__What the exercise asks__: Among the entries that follow, tally the lines with the string "оборудования". Give no more than the number.

=== Excerpted data ===

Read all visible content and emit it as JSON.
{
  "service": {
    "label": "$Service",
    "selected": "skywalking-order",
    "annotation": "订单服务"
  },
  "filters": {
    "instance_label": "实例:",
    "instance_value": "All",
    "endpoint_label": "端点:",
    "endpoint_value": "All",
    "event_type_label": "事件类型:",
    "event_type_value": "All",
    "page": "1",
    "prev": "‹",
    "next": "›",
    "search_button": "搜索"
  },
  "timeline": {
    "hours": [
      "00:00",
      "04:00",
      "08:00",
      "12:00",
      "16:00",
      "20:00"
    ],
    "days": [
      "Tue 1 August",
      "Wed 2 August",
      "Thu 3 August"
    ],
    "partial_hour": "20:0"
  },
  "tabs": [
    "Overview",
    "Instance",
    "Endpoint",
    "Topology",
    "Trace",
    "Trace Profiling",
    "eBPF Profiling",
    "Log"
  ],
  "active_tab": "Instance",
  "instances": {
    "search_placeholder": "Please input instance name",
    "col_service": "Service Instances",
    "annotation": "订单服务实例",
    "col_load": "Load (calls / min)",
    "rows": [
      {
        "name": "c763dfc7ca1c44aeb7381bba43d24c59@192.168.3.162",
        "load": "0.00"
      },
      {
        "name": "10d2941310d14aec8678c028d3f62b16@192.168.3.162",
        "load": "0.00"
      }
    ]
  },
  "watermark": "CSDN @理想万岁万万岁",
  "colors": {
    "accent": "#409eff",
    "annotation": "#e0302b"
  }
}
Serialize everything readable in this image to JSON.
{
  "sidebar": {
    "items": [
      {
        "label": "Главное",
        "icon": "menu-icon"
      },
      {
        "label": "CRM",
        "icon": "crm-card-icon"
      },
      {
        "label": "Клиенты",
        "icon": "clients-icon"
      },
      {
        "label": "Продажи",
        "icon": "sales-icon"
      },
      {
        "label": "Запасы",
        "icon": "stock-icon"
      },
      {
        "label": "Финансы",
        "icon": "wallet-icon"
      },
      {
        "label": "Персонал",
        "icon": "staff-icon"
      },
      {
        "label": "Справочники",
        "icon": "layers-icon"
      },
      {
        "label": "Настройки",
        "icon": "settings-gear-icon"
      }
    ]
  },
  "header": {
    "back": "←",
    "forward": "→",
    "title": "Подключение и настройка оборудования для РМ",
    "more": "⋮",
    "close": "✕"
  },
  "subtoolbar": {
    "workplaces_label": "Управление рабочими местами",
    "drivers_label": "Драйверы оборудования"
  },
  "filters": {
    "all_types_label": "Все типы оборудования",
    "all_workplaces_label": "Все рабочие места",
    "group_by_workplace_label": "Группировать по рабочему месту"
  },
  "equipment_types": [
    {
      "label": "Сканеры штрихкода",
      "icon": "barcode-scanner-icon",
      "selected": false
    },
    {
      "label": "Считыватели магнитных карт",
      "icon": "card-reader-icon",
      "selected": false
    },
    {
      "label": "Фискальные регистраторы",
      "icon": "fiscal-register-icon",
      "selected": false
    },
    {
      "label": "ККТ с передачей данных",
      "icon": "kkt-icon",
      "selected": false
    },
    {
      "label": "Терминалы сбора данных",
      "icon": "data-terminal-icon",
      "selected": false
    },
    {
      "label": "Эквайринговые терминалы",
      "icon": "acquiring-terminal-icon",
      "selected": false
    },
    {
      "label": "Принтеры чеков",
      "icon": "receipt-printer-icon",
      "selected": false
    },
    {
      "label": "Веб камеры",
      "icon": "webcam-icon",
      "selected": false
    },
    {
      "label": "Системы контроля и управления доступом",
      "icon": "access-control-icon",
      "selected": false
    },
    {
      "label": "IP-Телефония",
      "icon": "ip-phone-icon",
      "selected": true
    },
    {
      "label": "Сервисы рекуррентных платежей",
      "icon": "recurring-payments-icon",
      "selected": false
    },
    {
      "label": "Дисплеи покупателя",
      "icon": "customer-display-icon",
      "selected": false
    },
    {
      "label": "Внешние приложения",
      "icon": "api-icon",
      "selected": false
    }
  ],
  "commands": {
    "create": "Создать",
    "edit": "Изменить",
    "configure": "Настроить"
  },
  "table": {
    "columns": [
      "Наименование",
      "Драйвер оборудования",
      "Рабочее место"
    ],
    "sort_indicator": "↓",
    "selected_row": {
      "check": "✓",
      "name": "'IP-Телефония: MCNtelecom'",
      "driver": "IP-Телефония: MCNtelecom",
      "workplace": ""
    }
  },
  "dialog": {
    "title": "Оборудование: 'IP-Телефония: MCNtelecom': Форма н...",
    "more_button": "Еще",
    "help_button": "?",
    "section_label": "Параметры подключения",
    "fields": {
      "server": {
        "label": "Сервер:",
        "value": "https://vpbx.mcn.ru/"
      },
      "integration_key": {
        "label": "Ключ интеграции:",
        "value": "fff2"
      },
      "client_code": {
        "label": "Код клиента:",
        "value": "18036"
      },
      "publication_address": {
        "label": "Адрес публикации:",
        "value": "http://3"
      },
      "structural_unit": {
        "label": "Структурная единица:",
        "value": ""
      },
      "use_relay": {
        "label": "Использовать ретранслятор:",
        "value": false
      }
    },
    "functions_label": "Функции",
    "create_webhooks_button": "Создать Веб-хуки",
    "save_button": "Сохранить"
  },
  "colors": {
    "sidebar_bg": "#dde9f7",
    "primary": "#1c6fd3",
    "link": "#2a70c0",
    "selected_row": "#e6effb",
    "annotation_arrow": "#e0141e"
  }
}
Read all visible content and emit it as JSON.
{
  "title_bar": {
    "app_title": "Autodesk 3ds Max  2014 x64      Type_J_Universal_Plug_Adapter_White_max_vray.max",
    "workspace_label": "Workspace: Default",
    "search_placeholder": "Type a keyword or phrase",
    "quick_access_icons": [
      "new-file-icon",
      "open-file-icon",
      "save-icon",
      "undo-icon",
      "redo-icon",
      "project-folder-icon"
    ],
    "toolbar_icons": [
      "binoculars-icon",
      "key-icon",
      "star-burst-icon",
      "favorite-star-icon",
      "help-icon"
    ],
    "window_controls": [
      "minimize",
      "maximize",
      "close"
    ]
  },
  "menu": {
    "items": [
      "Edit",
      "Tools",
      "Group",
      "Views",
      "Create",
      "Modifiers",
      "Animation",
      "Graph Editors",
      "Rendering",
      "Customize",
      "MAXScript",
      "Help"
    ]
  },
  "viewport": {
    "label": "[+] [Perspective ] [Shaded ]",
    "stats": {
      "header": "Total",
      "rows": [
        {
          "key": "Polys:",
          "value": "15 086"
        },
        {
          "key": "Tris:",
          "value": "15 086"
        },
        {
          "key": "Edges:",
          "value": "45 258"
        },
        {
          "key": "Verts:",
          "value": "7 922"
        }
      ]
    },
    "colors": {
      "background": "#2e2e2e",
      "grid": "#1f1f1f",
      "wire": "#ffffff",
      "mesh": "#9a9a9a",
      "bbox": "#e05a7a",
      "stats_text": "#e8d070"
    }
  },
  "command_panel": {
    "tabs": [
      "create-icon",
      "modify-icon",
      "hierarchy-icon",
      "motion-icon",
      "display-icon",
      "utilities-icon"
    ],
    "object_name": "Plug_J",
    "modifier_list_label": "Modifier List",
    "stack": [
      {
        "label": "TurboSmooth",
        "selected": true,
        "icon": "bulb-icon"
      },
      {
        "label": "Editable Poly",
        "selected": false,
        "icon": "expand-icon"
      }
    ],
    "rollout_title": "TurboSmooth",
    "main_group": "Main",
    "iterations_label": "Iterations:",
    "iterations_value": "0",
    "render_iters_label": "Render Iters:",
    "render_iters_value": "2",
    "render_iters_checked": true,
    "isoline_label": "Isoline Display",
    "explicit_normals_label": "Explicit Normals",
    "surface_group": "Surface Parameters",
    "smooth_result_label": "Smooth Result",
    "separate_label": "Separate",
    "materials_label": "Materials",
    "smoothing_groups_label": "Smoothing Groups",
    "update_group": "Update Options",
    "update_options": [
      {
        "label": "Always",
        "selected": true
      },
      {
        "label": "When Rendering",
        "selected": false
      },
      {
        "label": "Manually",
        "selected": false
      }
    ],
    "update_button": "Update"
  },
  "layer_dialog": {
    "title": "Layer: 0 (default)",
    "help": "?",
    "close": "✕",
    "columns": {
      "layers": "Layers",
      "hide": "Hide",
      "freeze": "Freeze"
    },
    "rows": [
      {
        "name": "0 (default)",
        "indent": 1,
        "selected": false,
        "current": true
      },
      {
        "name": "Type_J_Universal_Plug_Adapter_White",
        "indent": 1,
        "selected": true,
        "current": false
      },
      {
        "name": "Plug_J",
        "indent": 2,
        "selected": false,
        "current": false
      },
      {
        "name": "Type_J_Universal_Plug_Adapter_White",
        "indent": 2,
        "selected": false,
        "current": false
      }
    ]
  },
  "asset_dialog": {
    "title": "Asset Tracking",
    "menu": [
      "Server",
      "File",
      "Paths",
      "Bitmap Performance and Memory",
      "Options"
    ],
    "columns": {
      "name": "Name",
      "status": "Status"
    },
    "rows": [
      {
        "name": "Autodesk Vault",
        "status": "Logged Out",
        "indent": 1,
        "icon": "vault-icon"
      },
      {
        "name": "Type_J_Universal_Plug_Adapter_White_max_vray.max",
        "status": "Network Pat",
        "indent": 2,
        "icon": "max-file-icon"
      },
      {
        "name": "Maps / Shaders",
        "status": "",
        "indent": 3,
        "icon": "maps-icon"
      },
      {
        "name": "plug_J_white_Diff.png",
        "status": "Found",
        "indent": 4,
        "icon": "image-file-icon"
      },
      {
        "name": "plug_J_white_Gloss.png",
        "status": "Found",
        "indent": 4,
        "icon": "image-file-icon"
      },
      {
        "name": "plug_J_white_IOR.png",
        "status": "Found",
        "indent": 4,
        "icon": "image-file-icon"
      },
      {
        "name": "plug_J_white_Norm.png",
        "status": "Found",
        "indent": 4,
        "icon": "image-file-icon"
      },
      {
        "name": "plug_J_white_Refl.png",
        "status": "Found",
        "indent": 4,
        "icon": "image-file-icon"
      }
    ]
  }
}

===

__Written response__: 4